For its time, the setting of Mosebolatan is very modern, with the characters attuned to the socio-cultural realities of the times. One of such realities is the political and social undertones littered throughout the film. Baba Sala is portrayed as irresponsible, but when his son brings home his fiance, he is quick to reject her. The reason is simple: the rich should marry the rich and the poor should do likewise. As casual as this reaction is, it echoes how marriages from time immemorial, strengthen financial and economic ties. Another comical scene that subtly comments on a social contention is a scene, where Baba Sala’s son steals his money. Baba Sala, pulling off one of his bizarre deeds, ties his children to the stake; ready to shoot them if they don’t confess who stole the money. This scene, in hindsight, calls to mind, the public execution of armed robbers. Prominent in the ’90s, the killing of robbers was a familiar sight at Bar Beach, Lagos. Swift judgment was usually passed for convicted robbers to be shot by a firing squad, and as horrific as this act was, it attracted spectators.
The characters’ costumes and props also reflected their social standing in society. The flowing Agbada of the wealthy characters and the demure clothing of the working-class characters suggest their distinct social class. The costumes and props also suggest the influences of foreign elements in Nigerian society, assimilating parts of other cultures into films. For example, Jide and Sala’s constant rendering of love duets to express their affection is a nod to the influence of Bollywood. The carefully choreographed Kung-fu fight scene in the film also suggests influence from Chinese culture. Although these foreign motifs exist, the film is well entrenched in Nigerian realities. The party scenes are imbued with Nigerian reality, such as scenes featuring musicians performing live on stage and being sprayed with money, and dialogues that capture the everyday conversation of Nigerians.

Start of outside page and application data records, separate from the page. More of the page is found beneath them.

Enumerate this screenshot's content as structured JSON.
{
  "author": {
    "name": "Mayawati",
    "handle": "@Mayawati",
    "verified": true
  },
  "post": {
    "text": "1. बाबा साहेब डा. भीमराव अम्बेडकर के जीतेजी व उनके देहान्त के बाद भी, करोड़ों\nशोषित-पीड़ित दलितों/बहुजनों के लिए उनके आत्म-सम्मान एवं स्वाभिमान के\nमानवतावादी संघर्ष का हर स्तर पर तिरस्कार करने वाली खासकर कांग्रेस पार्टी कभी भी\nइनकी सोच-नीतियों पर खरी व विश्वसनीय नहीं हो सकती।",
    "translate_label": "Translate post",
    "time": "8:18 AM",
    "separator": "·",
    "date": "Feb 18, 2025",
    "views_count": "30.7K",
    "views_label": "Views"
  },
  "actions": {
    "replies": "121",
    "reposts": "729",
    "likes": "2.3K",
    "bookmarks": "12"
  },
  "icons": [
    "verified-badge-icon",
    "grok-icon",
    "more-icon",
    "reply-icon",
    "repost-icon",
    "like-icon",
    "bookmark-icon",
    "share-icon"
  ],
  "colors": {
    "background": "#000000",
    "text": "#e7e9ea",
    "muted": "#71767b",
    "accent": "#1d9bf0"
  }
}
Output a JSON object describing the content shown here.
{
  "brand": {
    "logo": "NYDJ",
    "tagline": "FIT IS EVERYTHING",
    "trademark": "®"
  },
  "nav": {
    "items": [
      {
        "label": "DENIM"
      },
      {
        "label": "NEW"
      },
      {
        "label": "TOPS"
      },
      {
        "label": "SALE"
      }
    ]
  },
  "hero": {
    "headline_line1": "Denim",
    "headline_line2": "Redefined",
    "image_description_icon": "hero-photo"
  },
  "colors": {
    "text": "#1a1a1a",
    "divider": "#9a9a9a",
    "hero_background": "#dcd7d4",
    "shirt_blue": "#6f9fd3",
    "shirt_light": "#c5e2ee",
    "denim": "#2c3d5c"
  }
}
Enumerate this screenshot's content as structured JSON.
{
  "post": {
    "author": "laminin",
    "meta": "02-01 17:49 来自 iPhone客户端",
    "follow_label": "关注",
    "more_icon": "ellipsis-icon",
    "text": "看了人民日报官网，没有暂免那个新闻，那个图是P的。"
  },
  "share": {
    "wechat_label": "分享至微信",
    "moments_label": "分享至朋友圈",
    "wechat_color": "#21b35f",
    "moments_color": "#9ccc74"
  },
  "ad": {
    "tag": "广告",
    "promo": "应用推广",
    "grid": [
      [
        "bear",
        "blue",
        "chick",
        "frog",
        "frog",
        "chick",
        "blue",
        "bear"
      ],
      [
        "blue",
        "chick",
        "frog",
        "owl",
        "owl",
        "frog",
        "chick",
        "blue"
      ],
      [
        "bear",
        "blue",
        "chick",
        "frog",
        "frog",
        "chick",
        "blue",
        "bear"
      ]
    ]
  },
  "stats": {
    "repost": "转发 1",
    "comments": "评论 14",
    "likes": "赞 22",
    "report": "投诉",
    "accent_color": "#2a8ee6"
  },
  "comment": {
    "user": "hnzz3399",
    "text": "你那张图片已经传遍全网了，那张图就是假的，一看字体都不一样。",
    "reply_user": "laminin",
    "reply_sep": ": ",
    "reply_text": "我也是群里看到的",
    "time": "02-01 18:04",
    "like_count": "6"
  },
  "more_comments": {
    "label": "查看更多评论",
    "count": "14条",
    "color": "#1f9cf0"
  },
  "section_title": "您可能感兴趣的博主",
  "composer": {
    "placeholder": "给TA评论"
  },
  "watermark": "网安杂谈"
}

Film and literature are trustworthy repositories of a country’s history. History that preceded readers’ birth can be gotten by flipping through pages, and with film, a country’s past reveals itself. Films act as a visual record, and Mosebolatan is a visual archive of the pioneers of filmmaking in Nigeria, and by extension, Nigeria’s history. The film captures actors, who are now veterans, at the crux of their careers. Actors such as Charles Olumo, Kareem Adepoju, Jide Kosoko, and Adebayo Salami, and directors, Tunde Kelani and Adeyemi “Adelove” Afolayan, who play varying roles in the film, then at the beginning of their career, are names now etched in the minds of Nigerian film lovers. The cinematography, too,( by Tunde Kelani) and special effects, in Mosebolatan, hint at the great upheaval that has shrouded the Nigerian film industry.
As this film kept eliciting heart-warming laughter from audiences during its screening, one question came to my mind: where are the other works of Olaiya? Who will introduce the current generation of Nigerian cinephiles to the works of Olaiya, Ogunde, and Balogun? In an age where retrospective documentation and archiving are becoming fashionable, how do we introduce films from the pioneers to new audiences? There is little to no documentation of this era in Nigerian film history, with scanty information available even in online spaces. Special screenings of this nature, held in honour of the late veteran, accompanied by reviews such as this, are needed to not compel audiences on a nostalgic voyage but to introduce a new audience to Nigerian film history.
Seyi Lasisi is a Nigerian student with an obsessive interest in Nigerian and African films as an art form. His film criticism aspires to engage the subtle and obvious politics, sentiments, and opinions of the filmmaker to see how it aligns with reality. He tweets @SeyiVortex.